++++ RECORDS SUPPLIED ++++
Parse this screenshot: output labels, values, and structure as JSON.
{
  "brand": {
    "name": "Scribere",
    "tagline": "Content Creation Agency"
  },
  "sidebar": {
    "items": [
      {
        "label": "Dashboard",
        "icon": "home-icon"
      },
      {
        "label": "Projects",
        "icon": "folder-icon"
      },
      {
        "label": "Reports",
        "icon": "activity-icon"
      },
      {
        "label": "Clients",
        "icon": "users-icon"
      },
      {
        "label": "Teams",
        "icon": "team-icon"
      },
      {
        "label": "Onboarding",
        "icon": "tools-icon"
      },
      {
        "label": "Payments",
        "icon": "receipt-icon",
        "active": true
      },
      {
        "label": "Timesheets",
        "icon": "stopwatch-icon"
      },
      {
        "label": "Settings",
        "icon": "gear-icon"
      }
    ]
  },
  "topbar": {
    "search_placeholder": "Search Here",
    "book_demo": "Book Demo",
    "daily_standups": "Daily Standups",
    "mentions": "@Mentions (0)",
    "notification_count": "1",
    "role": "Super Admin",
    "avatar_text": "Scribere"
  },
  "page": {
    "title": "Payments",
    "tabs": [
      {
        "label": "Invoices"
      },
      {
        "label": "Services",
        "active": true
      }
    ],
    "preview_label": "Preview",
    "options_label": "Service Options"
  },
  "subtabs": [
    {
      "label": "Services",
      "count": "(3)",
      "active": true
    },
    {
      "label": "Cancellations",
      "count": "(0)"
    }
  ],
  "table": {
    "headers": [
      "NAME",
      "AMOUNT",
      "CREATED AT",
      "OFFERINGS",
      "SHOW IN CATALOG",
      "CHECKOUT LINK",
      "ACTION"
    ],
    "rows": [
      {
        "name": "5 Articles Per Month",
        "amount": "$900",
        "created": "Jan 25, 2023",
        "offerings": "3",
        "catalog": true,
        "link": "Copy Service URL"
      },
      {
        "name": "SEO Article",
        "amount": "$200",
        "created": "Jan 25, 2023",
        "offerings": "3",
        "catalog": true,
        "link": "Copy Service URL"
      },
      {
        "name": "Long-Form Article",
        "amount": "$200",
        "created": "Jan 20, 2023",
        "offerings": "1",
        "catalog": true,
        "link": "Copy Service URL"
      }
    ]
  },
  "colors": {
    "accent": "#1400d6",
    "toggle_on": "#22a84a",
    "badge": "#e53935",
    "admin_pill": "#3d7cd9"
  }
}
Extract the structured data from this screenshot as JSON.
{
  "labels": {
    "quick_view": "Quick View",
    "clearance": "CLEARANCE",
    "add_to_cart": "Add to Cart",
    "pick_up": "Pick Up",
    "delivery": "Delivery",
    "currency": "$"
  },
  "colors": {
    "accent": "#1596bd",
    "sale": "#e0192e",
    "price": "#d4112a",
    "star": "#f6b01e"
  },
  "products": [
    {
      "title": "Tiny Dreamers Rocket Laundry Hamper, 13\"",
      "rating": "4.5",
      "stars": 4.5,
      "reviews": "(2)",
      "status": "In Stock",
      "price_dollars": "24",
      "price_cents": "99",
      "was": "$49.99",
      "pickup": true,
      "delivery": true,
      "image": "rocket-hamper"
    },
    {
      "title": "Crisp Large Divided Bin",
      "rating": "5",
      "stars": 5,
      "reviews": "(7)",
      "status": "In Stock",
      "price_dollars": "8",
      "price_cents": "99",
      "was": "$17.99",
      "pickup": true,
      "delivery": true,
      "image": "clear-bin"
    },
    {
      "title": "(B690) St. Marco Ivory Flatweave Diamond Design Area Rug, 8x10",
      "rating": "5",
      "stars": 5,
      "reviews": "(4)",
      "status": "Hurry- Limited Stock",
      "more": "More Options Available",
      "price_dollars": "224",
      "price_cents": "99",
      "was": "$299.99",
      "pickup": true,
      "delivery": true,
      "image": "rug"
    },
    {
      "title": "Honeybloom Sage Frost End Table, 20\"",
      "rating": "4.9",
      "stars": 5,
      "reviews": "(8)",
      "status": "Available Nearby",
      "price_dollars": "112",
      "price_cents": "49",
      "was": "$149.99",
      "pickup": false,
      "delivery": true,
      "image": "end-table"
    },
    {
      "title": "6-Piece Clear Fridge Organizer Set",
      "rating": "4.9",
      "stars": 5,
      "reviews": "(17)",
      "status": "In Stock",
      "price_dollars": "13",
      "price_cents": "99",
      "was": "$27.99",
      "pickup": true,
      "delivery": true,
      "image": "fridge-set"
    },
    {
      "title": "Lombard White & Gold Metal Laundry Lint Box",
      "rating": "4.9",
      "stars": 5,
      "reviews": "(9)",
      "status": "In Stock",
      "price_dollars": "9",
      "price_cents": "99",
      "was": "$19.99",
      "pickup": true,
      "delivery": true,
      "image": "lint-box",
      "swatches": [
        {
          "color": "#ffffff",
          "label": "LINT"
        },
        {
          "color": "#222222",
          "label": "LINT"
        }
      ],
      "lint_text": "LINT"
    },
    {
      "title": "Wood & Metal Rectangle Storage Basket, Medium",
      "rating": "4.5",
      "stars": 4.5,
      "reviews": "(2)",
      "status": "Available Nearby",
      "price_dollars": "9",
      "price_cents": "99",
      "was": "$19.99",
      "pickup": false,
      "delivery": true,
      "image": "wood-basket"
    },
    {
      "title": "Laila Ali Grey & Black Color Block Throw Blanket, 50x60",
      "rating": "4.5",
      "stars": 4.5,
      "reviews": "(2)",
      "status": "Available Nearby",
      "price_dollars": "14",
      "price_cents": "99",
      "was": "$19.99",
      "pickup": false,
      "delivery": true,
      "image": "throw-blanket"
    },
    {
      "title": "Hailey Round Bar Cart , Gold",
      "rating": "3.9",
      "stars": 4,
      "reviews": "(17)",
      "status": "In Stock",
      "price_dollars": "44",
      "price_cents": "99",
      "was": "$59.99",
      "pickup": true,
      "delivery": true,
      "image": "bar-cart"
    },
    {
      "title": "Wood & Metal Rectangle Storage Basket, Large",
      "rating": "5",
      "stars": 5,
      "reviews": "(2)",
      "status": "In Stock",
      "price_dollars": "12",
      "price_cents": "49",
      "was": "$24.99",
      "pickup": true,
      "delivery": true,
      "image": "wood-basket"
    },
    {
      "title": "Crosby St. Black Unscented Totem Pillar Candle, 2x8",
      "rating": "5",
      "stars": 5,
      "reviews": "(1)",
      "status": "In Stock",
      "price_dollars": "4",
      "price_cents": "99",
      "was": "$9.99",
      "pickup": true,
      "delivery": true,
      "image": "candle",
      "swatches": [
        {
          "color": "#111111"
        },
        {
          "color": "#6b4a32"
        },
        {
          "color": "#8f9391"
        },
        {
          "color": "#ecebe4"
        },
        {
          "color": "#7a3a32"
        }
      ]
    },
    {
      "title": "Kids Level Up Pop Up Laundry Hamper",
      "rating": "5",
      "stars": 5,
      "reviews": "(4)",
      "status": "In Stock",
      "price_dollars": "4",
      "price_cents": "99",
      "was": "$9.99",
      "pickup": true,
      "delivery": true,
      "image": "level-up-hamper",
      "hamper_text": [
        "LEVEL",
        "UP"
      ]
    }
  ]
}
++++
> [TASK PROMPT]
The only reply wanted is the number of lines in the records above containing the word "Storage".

> [OUTPUT BELOW]
2